→ **TASK PROMPT**: Reproduce the entire listing below exactly.

→ **DATASET EXCERPTS**:
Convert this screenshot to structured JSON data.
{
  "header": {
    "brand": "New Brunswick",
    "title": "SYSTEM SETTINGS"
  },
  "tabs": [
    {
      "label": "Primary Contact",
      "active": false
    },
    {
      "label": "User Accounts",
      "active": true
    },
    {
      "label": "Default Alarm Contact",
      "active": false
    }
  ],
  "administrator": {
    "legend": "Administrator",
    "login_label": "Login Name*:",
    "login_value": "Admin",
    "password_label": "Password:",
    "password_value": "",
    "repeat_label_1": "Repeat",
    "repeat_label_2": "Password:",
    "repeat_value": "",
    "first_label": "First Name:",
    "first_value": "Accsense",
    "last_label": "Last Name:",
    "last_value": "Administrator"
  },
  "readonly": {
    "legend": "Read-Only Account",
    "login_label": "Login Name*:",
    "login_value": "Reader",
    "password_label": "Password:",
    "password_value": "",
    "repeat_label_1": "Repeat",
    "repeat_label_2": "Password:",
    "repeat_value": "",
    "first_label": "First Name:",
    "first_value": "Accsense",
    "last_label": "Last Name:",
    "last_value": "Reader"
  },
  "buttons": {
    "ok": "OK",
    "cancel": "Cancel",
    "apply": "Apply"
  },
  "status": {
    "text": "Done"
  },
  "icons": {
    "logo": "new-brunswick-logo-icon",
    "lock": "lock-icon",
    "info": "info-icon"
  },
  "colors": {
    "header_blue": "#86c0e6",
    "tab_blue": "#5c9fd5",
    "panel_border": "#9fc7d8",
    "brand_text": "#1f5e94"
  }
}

→ **RESULT**:
Convert this screenshot to structured JSON data.
{
  "header": {
    "brand": "New Brunswick",
    "title": "SYSTEM SETTINGS"
  },
  "tabs": [
    {
      "label": "Primary Contact",
      "active": false
    },
    {
      "label": "User Accounts",
      "active": true
    },
    {
      "label": "Default Alarm Contact",
      "active": false
    }
  ],
  "administrator": {
    "legend": "Administrator",
    "login_label": "Login Name*:",
    "login_value": "Admin",
    "password_label": "Password:",
    "password_value": "",
    "repeat_label_1": "Repeat",
    "repeat_label_2": "Password:",
    "repeat_value": "",
    "first_label": "First Name:",
    "first_value": "Accsense",
    "last_label": "Last Name:",
    "last_value": "Administrator"
  },
  "readonly": {
    "legend": "Read-Only Account",
    "login_label": "Login Name*:",
    "login_value": "Reader",
    "password_label": "Password:",
    "password_value": "",
    "repeat_label_1": "Repeat",
    "repeat_label_2": "Password:",
    "repeat_value": "",
    "first_label": "First Name:",
    "first_value": "Accsense",
    "last_label": "Last Name:",
    "last_value": "Reader"
  },
  "buttons": {
    "ok": "OK",
    "cancel": "Cancel",
    "apply": "Apply"
  },
  "status": {
    "text": "Done"
  },
  "icons": {
    "logo": "new-brunswick-logo-icon",
    "lock": "lock-icon",
    "info": "info-icon"
  },
  "colors": {
    "header_blue": "#86c0e6",
    "tab_blue": "#5c9fd5",
    "panel_border": "#9fc7d8",
    "brand_text": "#1f5e94"
  }
}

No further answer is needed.